### Data under study
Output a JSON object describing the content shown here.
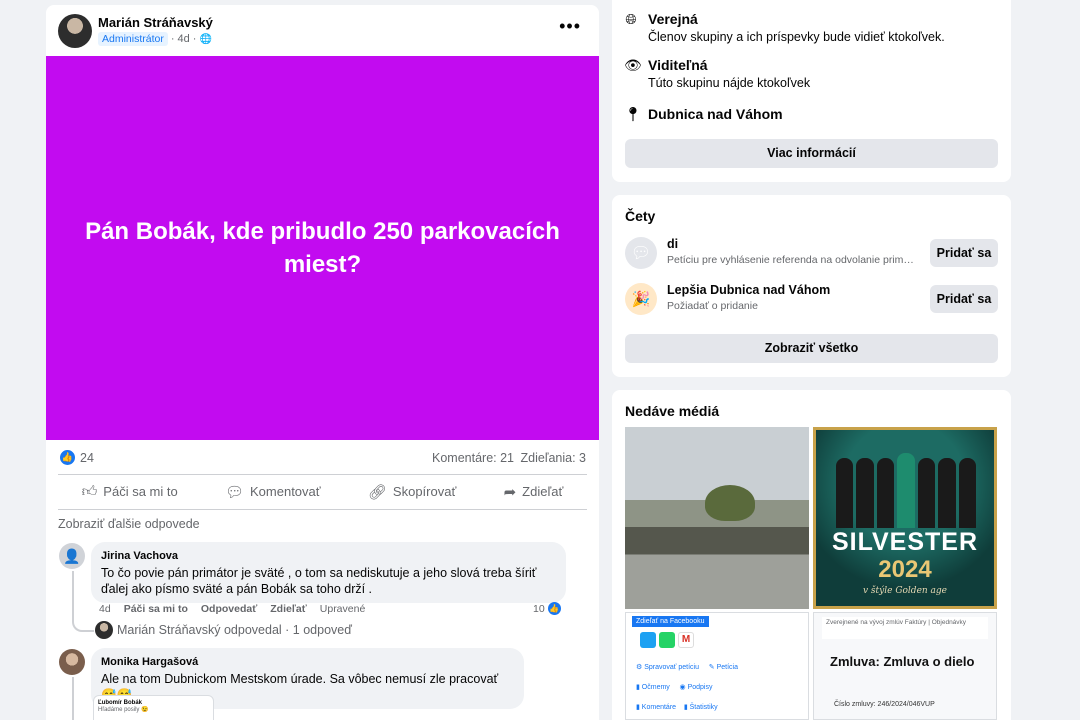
{
  "post": {
    "author": "Marián Stráňavský",
    "role_badge": "Administrátor",
    "time": "4d",
    "banner_text": "Pán Bobák, kde pribudlo 250 parkovacích miest?",
    "banner_color": "#c20bf0",
    "likes": "24",
    "comments_label": "Komentáre: 21",
    "shares_label": "Zdieľania: 3",
    "actions": {
      "like": "Páči sa mi to",
      "comment": "Komentovať",
      "copy": "Skopírovať",
      "share": "Zdieľať"
    },
    "more_replies": "Zobraziť ďalšie odpovede",
    "comments": [
      {
        "name": "Jirina Vachova",
        "text": "To čo povie pán primátor je sväté , o tom sa nediskutuje a jeho slová treba šíriť ďalej ako písmo sväté a pán Bobák sa toho drží .",
        "time": "4d",
        "like": "Páči sa mi to",
        "reply": "Odpovedať",
        "share": "Zdieľať",
        "edited": "Upravené",
        "reactions": "10",
        "reply_author": "Marián Stráňavský odpovedal",
        "reply_count": "· 1 odpoveď"
      },
      {
        "name": "Monika Hargašová",
        "text": "Ale na tom Dubnickom Mestskom úrade. Sa vôbec nemusí zle pracovať 😅😅",
        "image_caption": "Ľubomír Bobák",
        "image_sub": "Hľadáme posily 😉"
      }
    ]
  },
  "about": {
    "public_title": "Verejná",
    "public_desc": "Členov skupiny a ich príspevky bude vidieť ktokoľvek.",
    "visible_title": "Viditeľná",
    "visible_desc": "Túto skupinu nájde ktokoľvek",
    "location": "Dubnica nad Váhom",
    "more_info_button": "Viac informácií"
  },
  "chats": {
    "title": "Čety",
    "items": [
      {
        "name": "di",
        "desc": "Petíciu pre vyhlásenie referenda na odvolanie primá...",
        "button": "Pridať sa"
      },
      {
        "name": "Lepšia Dubnica nad Váhom",
        "desc": "Požiadať o pridanie",
        "button": "Pridať sa"
      }
    ],
    "show_all_button": "Zobraziť všetko"
  },
  "media": {
    "title": "Nedáve médiá",
    "silvester_title": "SILVESTER",
    "silvester_year": "2024",
    "silvester_sub": "v štýle Golden age",
    "share_fb": "Zdieľať na Facebooku",
    "manage_petition": "Spravovať petíciu",
    "petition": "Petícia",
    "comments": "Očmemy",
    "signatures": "Podpisy",
    "comments2": "Komentáre",
    "stats": "Štatistiky",
    "contract_top": "Zverejnené na vývoj zmlúv Faktúry | Objednávky",
    "contract_title": "Zmluva: Zmluva o dielo",
    "contract_number": "Číslo zmluvy: 246/2024/046VUP"
  }
}
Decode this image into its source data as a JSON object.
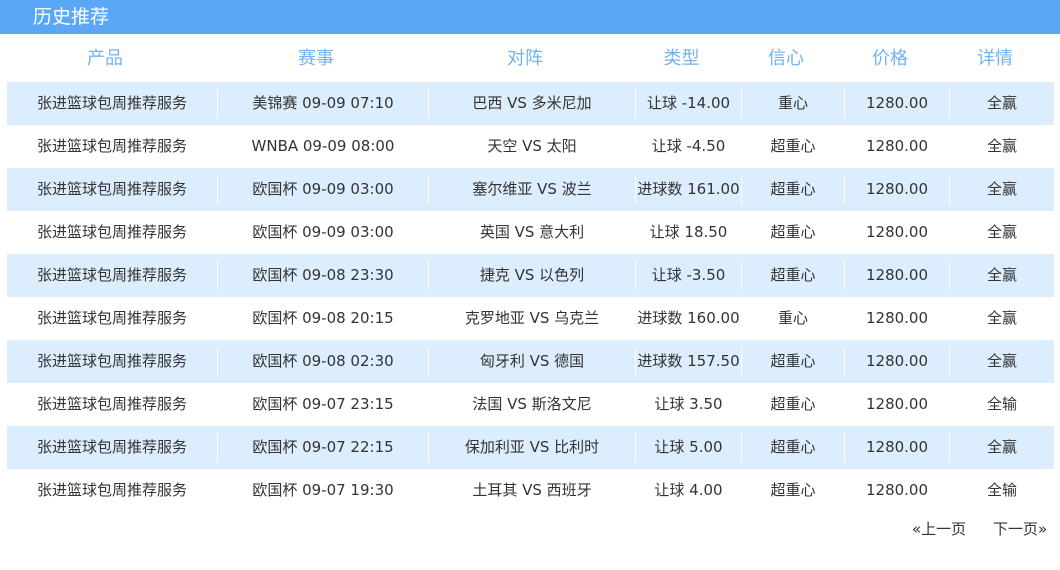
{
  "title": "历史推荐",
  "columns": [
    "产品",
    "赛事",
    "对阵",
    "类型",
    "信心",
    "价格",
    "详情"
  ],
  "rows": [
    [
      "张进篮球包周推荐服务",
      "美锦赛 09-09 07:10",
      "巴西 VS 多米尼加",
      "让球 -14.00",
      "重心",
      "1280.00",
      "全赢"
    ],
    [
      "张进篮球包周推荐服务",
      "WNBA 09-09 08:00",
      "天空 VS 太阳",
      "让球 -4.50",
      "超重心",
      "1280.00",
      "全赢"
    ],
    [
      "张进篮球包周推荐服务",
      "欧国杯 09-09 03:00",
      "塞尔维亚 VS 波兰",
      "进球数 161.00",
      "超重心",
      "1280.00",
      "全赢"
    ],
    [
      "张进篮球包周推荐服务",
      "欧国杯 09-09 03:00",
      "英国 VS 意大利",
      "让球 18.50",
      "超重心",
      "1280.00",
      "全赢"
    ],
    [
      "张进篮球包周推荐服务",
      "欧国杯 09-08 23:30",
      "捷克 VS 以色列",
      "让球 -3.50",
      "超重心",
      "1280.00",
      "全赢"
    ],
    [
      "张进篮球包周推荐服务",
      "欧国杯 09-08 20:15",
      "克罗地亚 VS 乌克兰",
      "进球数 160.00",
      "重心",
      "1280.00",
      "全赢"
    ],
    [
      "张进篮球包周推荐服务",
      "欧国杯 09-08 02:30",
      "匈牙利 VS 德国",
      "进球数 157.50",
      "超重心",
      "1280.00",
      "全赢"
    ],
    [
      "张进篮球包周推荐服务",
      "欧国杯 09-07 23:15",
      "法国 VS 斯洛文尼",
      "让球 3.50",
      "超重心",
      "1280.00",
      "全输"
    ],
    [
      "张进篮球包周推荐服务",
      "欧国杯 09-07 22:15",
      "保加利亚 VS 比利时",
      "让球 5.00",
      "超重心",
      "1280.00",
      "全赢"
    ],
    [
      "张进篮球包周推荐服务",
      "欧国杯 09-07 19:30",
      "土耳其 VS 西班牙",
      "让球 4.00",
      "超重心",
      "1280.00",
      "全输"
    ]
  ],
  "pagination": {
    "prev": "«上一页",
    "next": "下一页»"
  },
  "colors": {
    "title_bar": "#5aa7f8",
    "header_text": "#72b3f2",
    "row_alt": "#dcedfd",
    "text": "#333333"
  }
}
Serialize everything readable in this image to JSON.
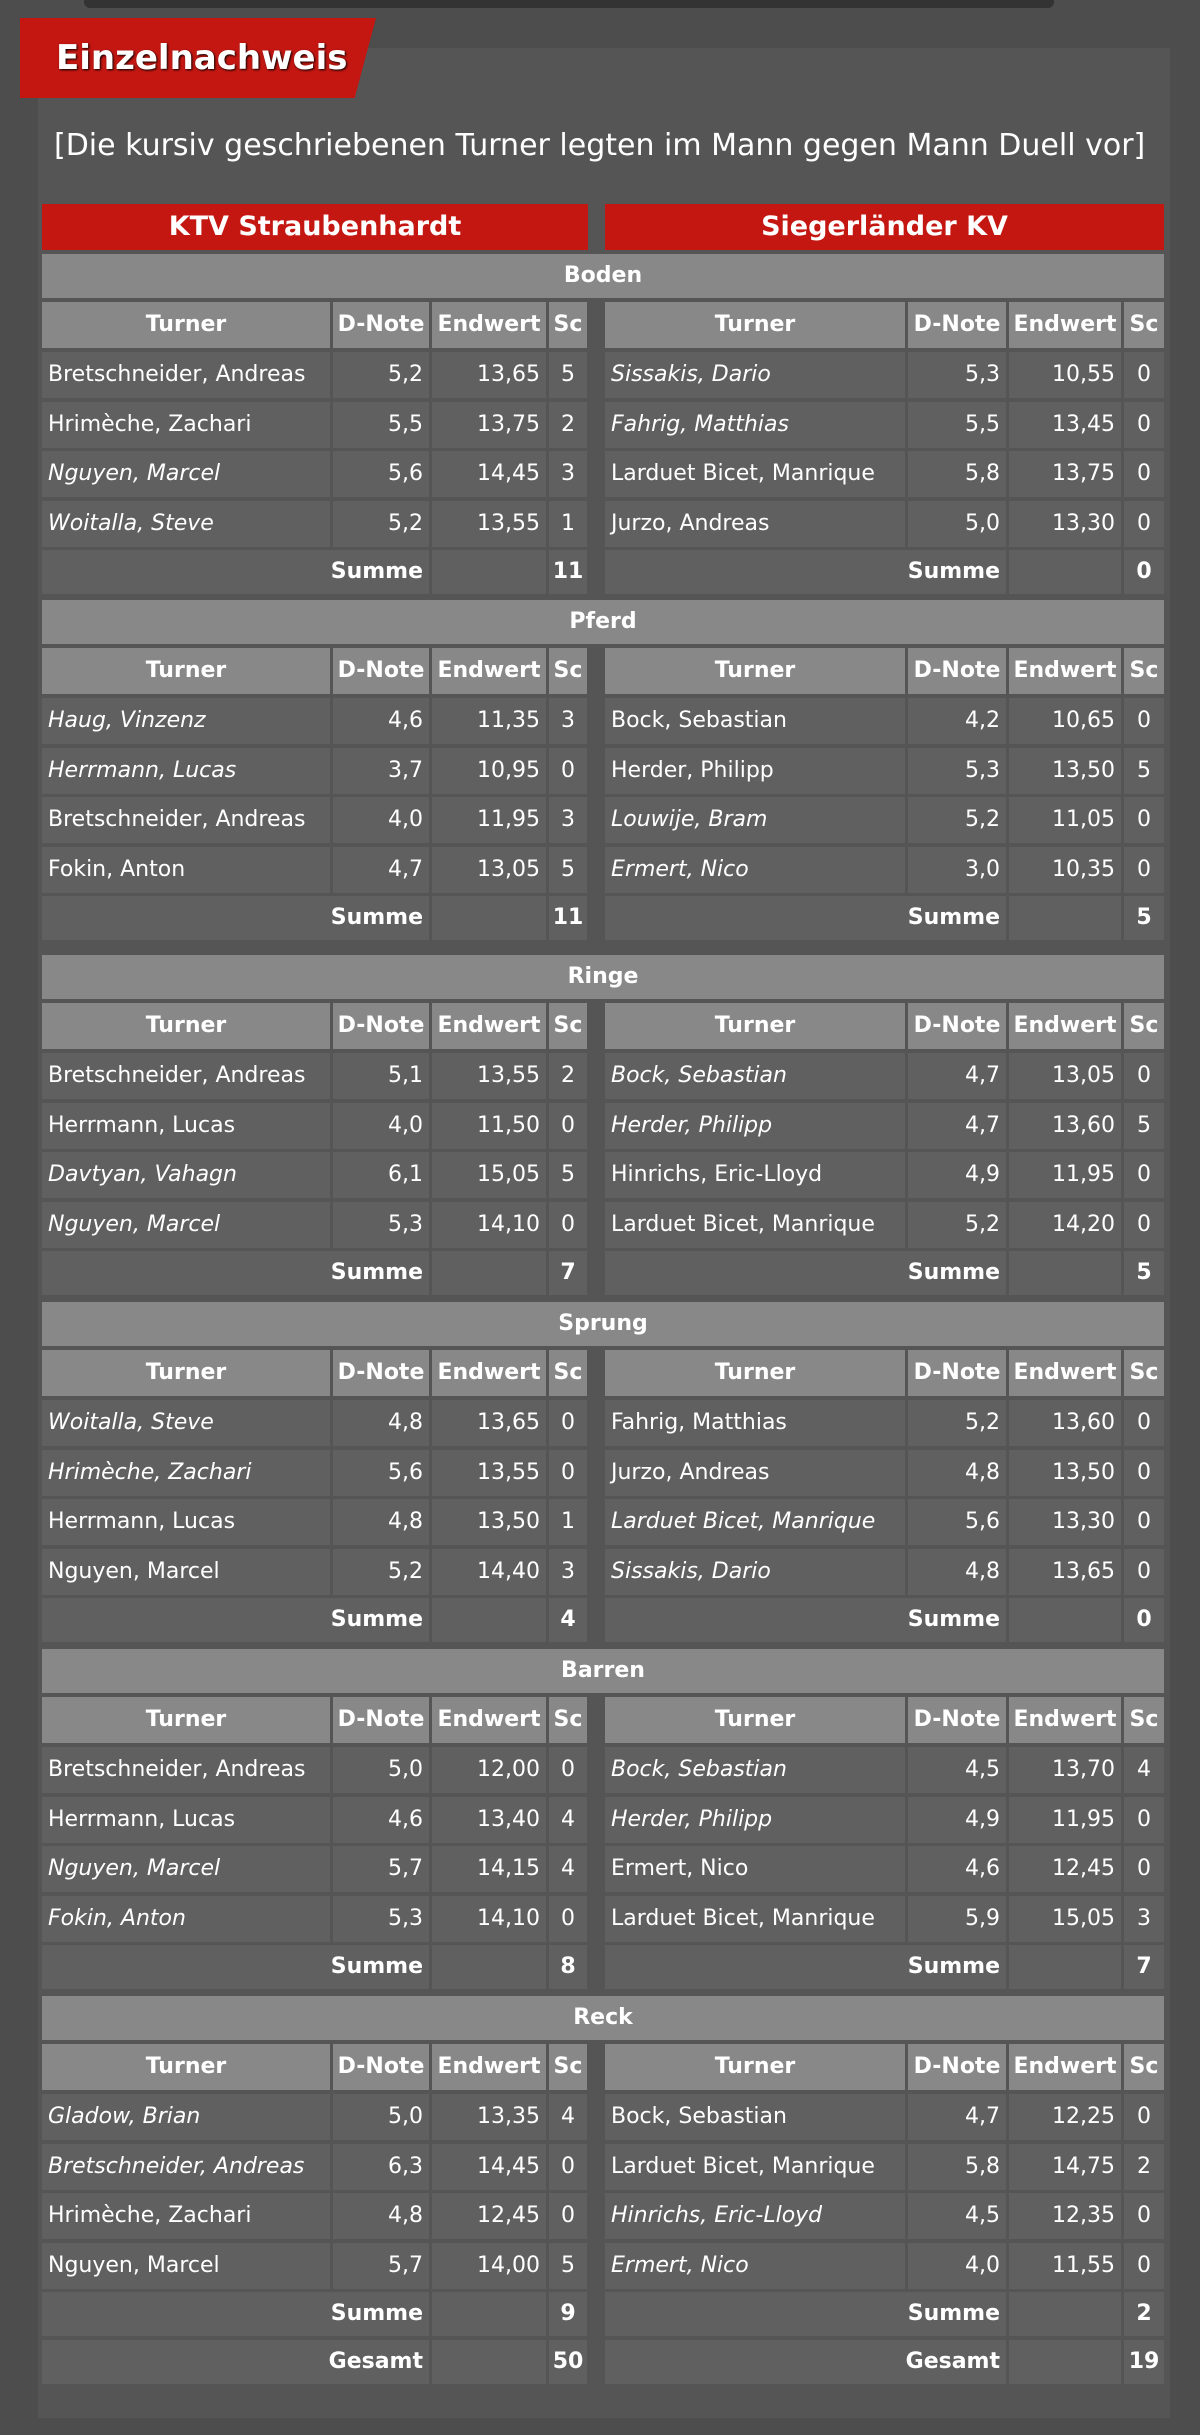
{
  "title": "Einzelnachweis",
  "intro": "[Die kursiv geschriebenen Turner legten im Mann gegen Mann Duell vor]",
  "teams": [
    "KTV Straubenhardt",
    "Siegerländer KV"
  ],
  "columns": [
    "Turner",
    "D-Note",
    "Endwert",
    "Sc"
  ],
  "sum_label": "Summe",
  "total_label": "Gesamt",
  "totals": [
    "50",
    "19"
  ],
  "colors": {
    "accent": "#c41712",
    "header_gray": "#888888",
    "cell_gray": "#606060",
    "background": "#4d4d4d"
  },
  "sections": [
    {
      "name": "Boden",
      "left": [
        {
          "name": "Bretschneider, Andreas",
          "d": "5,2",
          "e": "13,65",
          "sc": "5",
          "italic": false
        },
        {
          "name": "Hrimèche, Zachari",
          "d": "5,5",
          "e": "13,75",
          "sc": "2",
          "italic": false
        },
        {
          "name": "Nguyen, Marcel",
          "d": "5,6",
          "e": "14,45",
          "sc": "3",
          "italic": true
        },
        {
          "name": "Woitalla, Steve",
          "d": "5,2",
          "e": "13,55",
          "sc": "1",
          "italic": true
        }
      ],
      "right": [
        {
          "name": "Sissakis, Dario",
          "d": "5,3",
          "e": "10,55",
          "sc": "0",
          "italic": true
        },
        {
          "name": "Fahrig, Matthias",
          "d": "5,5",
          "e": "13,45",
          "sc": "0",
          "italic": true
        },
        {
          "name": "Larduet Bicet, Manrique",
          "d": "5,8",
          "e": "13,75",
          "sc": "0",
          "italic": false
        },
        {
          "name": "Jurzo, Andreas",
          "d": "5,0",
          "e": "13,30",
          "sc": "0",
          "italic": false
        }
      ],
      "sums": [
        "11",
        "0"
      ]
    },
    {
      "name": "Pferd",
      "left": [
        {
          "name": "Haug, Vinzenz",
          "d": "4,6",
          "e": "11,35",
          "sc": "3",
          "italic": true
        },
        {
          "name": "Herrmann, Lucas",
          "d": "3,7",
          "e": "10,95",
          "sc": "0",
          "italic": true
        },
        {
          "name": "Bretschneider, Andreas",
          "d": "4,0",
          "e": "11,95",
          "sc": "3",
          "italic": false
        },
        {
          "name": "Fokin, Anton",
          "d": "4,7",
          "e": "13,05",
          "sc": "5",
          "italic": false
        }
      ],
      "right": [
        {
          "name": "Bock, Sebastian",
          "d": "4,2",
          "e": "10,65",
          "sc": "0",
          "italic": false
        },
        {
          "name": "Herder, Philipp",
          "d": "5,3",
          "e": "13,50",
          "sc": "5",
          "italic": false
        },
        {
          "name": "Louwije, Bram",
          "d": "5,2",
          "e": "11,05",
          "sc": "0",
          "italic": true
        },
        {
          "name": "Ermert, Nico",
          "d": "3,0",
          "e": "10,35",
          "sc": "0",
          "italic": true
        }
      ],
      "sums": [
        "11",
        "5"
      ]
    },
    {
      "name": "Ringe",
      "left": [
        {
          "name": "Bretschneider, Andreas",
          "d": "5,1",
          "e": "13,55",
          "sc": "2",
          "italic": false
        },
        {
          "name": "Herrmann, Lucas",
          "d": "4,0",
          "e": "11,50",
          "sc": "0",
          "italic": false
        },
        {
          "name": "Davtyan, Vahagn",
          "d": "6,1",
          "e": "15,05",
          "sc": "5",
          "italic": true
        },
        {
          "name": "Nguyen, Marcel",
          "d": "5,3",
          "e": "14,10",
          "sc": "0",
          "italic": true
        }
      ],
      "right": [
        {
          "name": "Bock, Sebastian",
          "d": "4,7",
          "e": "13,05",
          "sc": "0",
          "italic": true
        },
        {
          "name": "Herder, Philipp",
          "d": "4,7",
          "e": "13,60",
          "sc": "5",
          "italic": true
        },
        {
          "name": "Hinrichs, Eric-Lloyd",
          "d": "4,9",
          "e": "11,95",
          "sc": "0",
          "italic": false
        },
        {
          "name": "Larduet Bicet, Manrique",
          "d": "5,2",
          "e": "14,20",
          "sc": "0",
          "italic": false
        }
      ],
      "sums": [
        "7",
        "5"
      ]
    },
    {
      "name": "Sprung",
      "left": [
        {
          "name": "Woitalla, Steve",
          "d": "4,8",
          "e": "13,65",
          "sc": "0",
          "italic": true
        },
        {
          "name": "Hrimèche, Zachari",
          "d": "5,6",
          "e": "13,55",
          "sc": "0",
          "italic": true
        },
        {
          "name": "Herrmann, Lucas",
          "d": "4,8",
          "e": "13,50",
          "sc": "1",
          "italic": false
        },
        {
          "name": "Nguyen, Marcel",
          "d": "5,2",
          "e": "14,40",
          "sc": "3",
          "italic": false
        }
      ],
      "right": [
        {
          "name": "Fahrig, Matthias",
          "d": "5,2",
          "e": "13,60",
          "sc": "0",
          "italic": false
        },
        {
          "name": "Jurzo, Andreas",
          "d": "4,8",
          "e": "13,50",
          "sc": "0",
          "italic": false
        },
        {
          "name": "Larduet Bicet, Manrique",
          "d": "5,6",
          "e": "13,30",
          "sc": "0",
          "italic": true
        },
        {
          "name": "Sissakis, Dario",
          "d": "4,8",
          "e": "13,65",
          "sc": "0",
          "italic": true
        }
      ],
      "sums": [
        "4",
        "0"
      ]
    },
    {
      "name": "Barren",
      "left": [
        {
          "name": "Bretschneider, Andreas",
          "d": "5,0",
          "e": "12,00",
          "sc": "0",
          "italic": false
        },
        {
          "name": "Herrmann, Lucas",
          "d": "4,6",
          "e": "13,40",
          "sc": "4",
          "italic": false
        },
        {
          "name": "Nguyen, Marcel",
          "d": "5,7",
          "e": "14,15",
          "sc": "4",
          "italic": true
        },
        {
          "name": "Fokin, Anton",
          "d": "5,3",
          "e": "14,10",
          "sc": "0",
          "italic": true
        }
      ],
      "right": [
        {
          "name": "Bock, Sebastian",
          "d": "4,5",
          "e": "13,70",
          "sc": "4",
          "italic": true
        },
        {
          "name": "Herder, Philipp",
          "d": "4,9",
          "e": "11,95",
          "sc": "0",
          "italic": true
        },
        {
          "name": "Ermert, Nico",
          "d": "4,6",
          "e": "12,45",
          "sc": "0",
          "italic": false
        },
        {
          "name": "Larduet Bicet, Manrique",
          "d": "5,9",
          "e": "15,05",
          "sc": "3",
          "italic": false
        }
      ],
      "sums": [
        "8",
        "7"
      ]
    },
    {
      "name": "Reck",
      "left": [
        {
          "name": "Gladow, Brian",
          "d": "5,0",
          "e": "13,35",
          "sc": "4",
          "italic": true
        },
        {
          "name": "Bretschneider, Andreas",
          "d": "6,3",
          "e": "14,45",
          "sc": "0",
          "italic": true
        },
        {
          "name": "Hrimèche, Zachari",
          "d": "4,8",
          "e": "12,45",
          "sc": "0",
          "italic": false
        },
        {
          "name": "Nguyen, Marcel",
          "d": "5,7",
          "e": "14,00",
          "sc": "5",
          "italic": false
        }
      ],
      "right": [
        {
          "name": "Bock, Sebastian",
          "d": "4,7",
          "e": "12,25",
          "sc": "0",
          "italic": false
        },
        {
          "name": "Larduet Bicet, Manrique",
          "d": "5,8",
          "e": "14,75",
          "sc": "2",
          "italic": false
        },
        {
          "name": "Hinrichs, Eric-Lloyd",
          "d": "4,5",
          "e": "12,35",
          "sc": "0",
          "italic": true
        },
        {
          "name": "Ermert, Nico",
          "d": "4,0",
          "e": "11,55",
          "sc": "0",
          "italic": true
        }
      ],
      "sums": [
        "9",
        "2"
      ]
    }
  ]
}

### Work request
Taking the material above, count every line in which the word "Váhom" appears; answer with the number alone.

### Output below
2